→ Task description: Which lines in the records below contain the word "icons"? Copy each of them.

→ Records for this exercise:
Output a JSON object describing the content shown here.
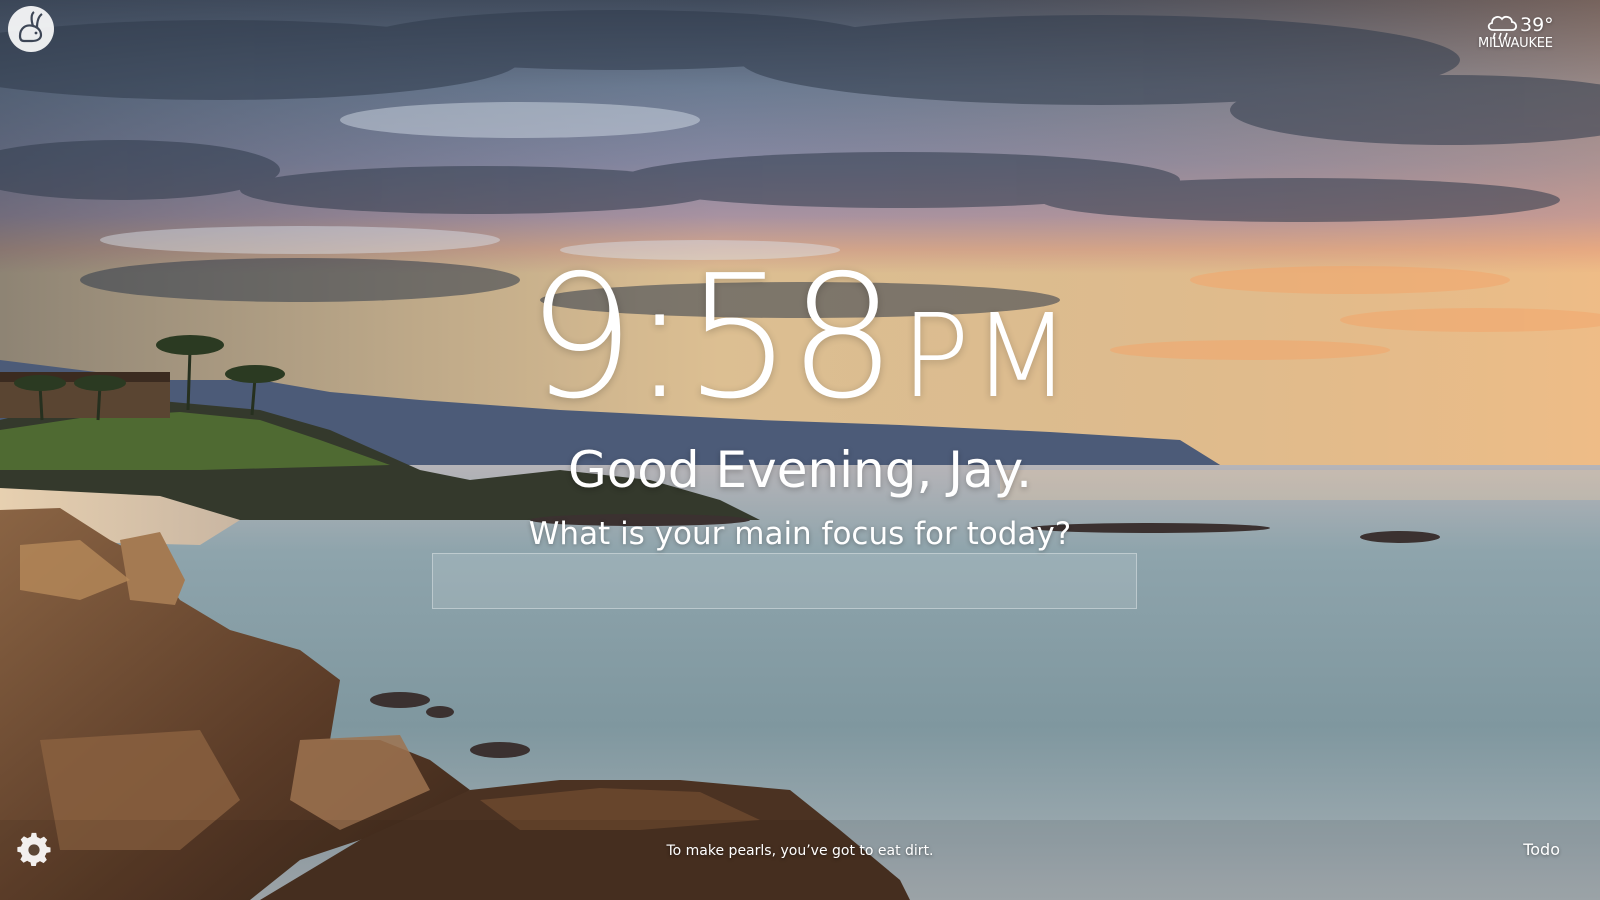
{
  "app": {
    "logo_icon": "rabbit-icon"
  },
  "weather": {
    "icon": "rain-cloud-icon",
    "temperature": "39°",
    "city": "MILWAUKEE"
  },
  "clock": {
    "time": "9:58",
    "ampm": "PM"
  },
  "greeting": {
    "text": "Good Evening, Jay."
  },
  "focus": {
    "question": "What is your main focus for today?",
    "input_value": "",
    "input_placeholder": ""
  },
  "footer": {
    "settings_icon": "gear-icon",
    "quote": "To make pearls, you’ve got to eat dirt.",
    "todo_label": "Todo"
  },
  "colors": {
    "text": "#ffffff",
    "sky_orange": "#f2a35c",
    "sea": "#7f97a2",
    "rock": "#6b4b33"
  }
}
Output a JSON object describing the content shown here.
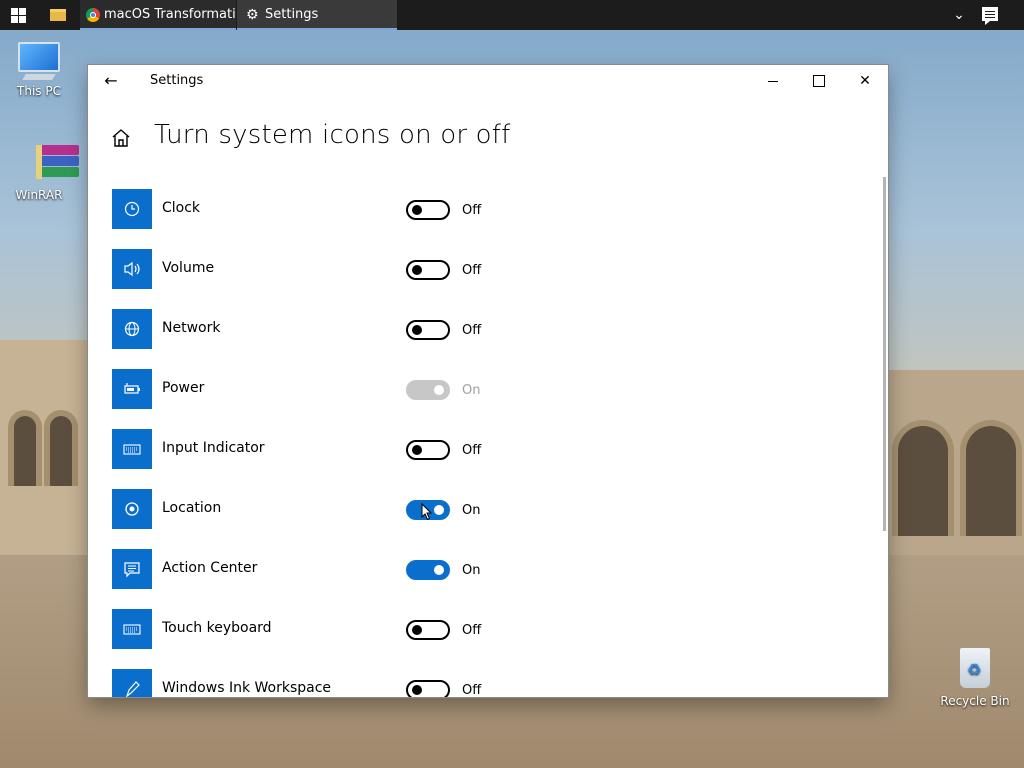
{
  "taskbar": {
    "apps": [
      {
        "label": "macOS Transformatio...",
        "icon": "chrome-icon"
      },
      {
        "label": "Settings",
        "icon": "gear-icon"
      }
    ]
  },
  "desktop": {
    "icons": [
      {
        "label": "This PC"
      },
      {
        "label": "WinRAR"
      },
      {
        "label": "Recycle Bin"
      }
    ]
  },
  "window": {
    "title": "Settings",
    "page_title": "Turn system icons on or off",
    "accent_color": "#0a6fcc",
    "items": [
      {
        "label": "Clock",
        "icon": "clock-icon",
        "state": "Off"
      },
      {
        "label": "Volume",
        "icon": "volume-icon",
        "state": "Off"
      },
      {
        "label": "Network",
        "icon": "globe-icon",
        "state": "Off"
      },
      {
        "label": "Power",
        "icon": "battery-icon",
        "state": "On"
      },
      {
        "label": "Input Indicator",
        "icon": "keyboard-icon",
        "state": "Off"
      },
      {
        "label": "Location",
        "icon": "location-icon",
        "state": "On"
      },
      {
        "label": "Action Center",
        "icon": "message-icon",
        "state": "On"
      },
      {
        "label": "Touch keyboard",
        "icon": "keyboard-icon",
        "state": "Off"
      },
      {
        "label": "Windows Ink Workspace",
        "icon": "pen-icon",
        "state": "Off"
      }
    ]
  }
}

→ Task solution:
    "icons": [
    "page_title": "Turn system icons on or off",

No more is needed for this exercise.